New Carl-Gustaf weapon system design unveiled

The M4 design is shorter, lighter, and compatible with new “intelligent sight” systems

New Carl-Gustaf weapon system design unveiled

The new M4 Carl-Gustaf displayed in Sweden (Photo courtesy of Scott Gourley)

During a series of late-September firing demonstrations held at the Saab Bofors Test Center outside Karlskoga, Sweden, the defense and security arm of Saab unveiled the latest model in its internationally popular Carl-Gustaf weapon system. Described by the manufacturer as “a future-proof design that provides users with flexible capability and helps troops to remain agile in any scenario,” the new “M4” model is an extension of a battle-proven weapon system now in service with more than 40 countries around the world.

The 84mm Carl-Gustaf is a man portable, multi-purpose “recoilless rifle” weapon system that has been under constant improvement since the introduction of the M1 model in 1948. Tactical capabilities are supported by a range of ammunition options, including anti-armor, multi-role / anti-structure, anti-personnel, and support (smoke and illumination).

Elements within United States Special Operations Command have employed the “M3” Carl-Gustaf under the U.S. designation of MAAWS [Multi-role Anti-armor Anti-personnel Weapon System] for several years. More recently, in late 2011 the M3 entered broader U.S. Army inventories with the acquisition of more than 500 systems and deployment of more than 120 to Afghanistan.

The M3 Carl-Gustaf deployment provided U.S. forces with a weapon with 1200-1300 meters range, approximately double that of other fielded shoulder-fired weapons and light machine guns. More importantly, the M3s had significantly greater range than the 900 meters of the RPGs they were facing.

While the M3 met the range requirements, it was large [1065 mm in length] and rather heavy for combat patrols [10 kg]. As a result, in April of 2013, the U.S. began looking for a “lighter” version of the Carl-Gustaf.

It would appear that the newly-unveiled M4 was developed to satisfy that requirement. Although only somewhat shorter than its predecessor [< 1000 mm], the new M4 uses a number of materiel and design changes to decrease its overall weight to less than 7 kg. Moreover, as with all Carl-Gustaf weapons, the M4 is compatible with all existing and future ammunition.

In addition to the size and weight benefits, other enhancements in the M4 design include the following: compatibility with new “intelligent sight” systems; improved gunner ergonomics through an adjustable shoulder rest and forward grip; a new safety that reduces tactical reaction time by allowing the weapon to be carried “loaded”; and an integrated “shot counter” that improves logistics and maintenance.

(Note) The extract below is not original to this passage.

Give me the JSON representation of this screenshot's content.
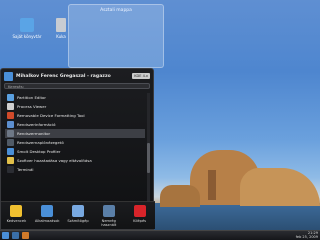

Sources close to the program are quick to acknowledge that the M4 design would meet the needs identified by the U.S. and note that the special operations community is exploring the possible acquisition of the new design under the designation of M3A1.

The new design will receive its formal “US unveiling” on 13 October 2014 at the Association of the United States Army (AUSA) annual meeting in Washington, D.C.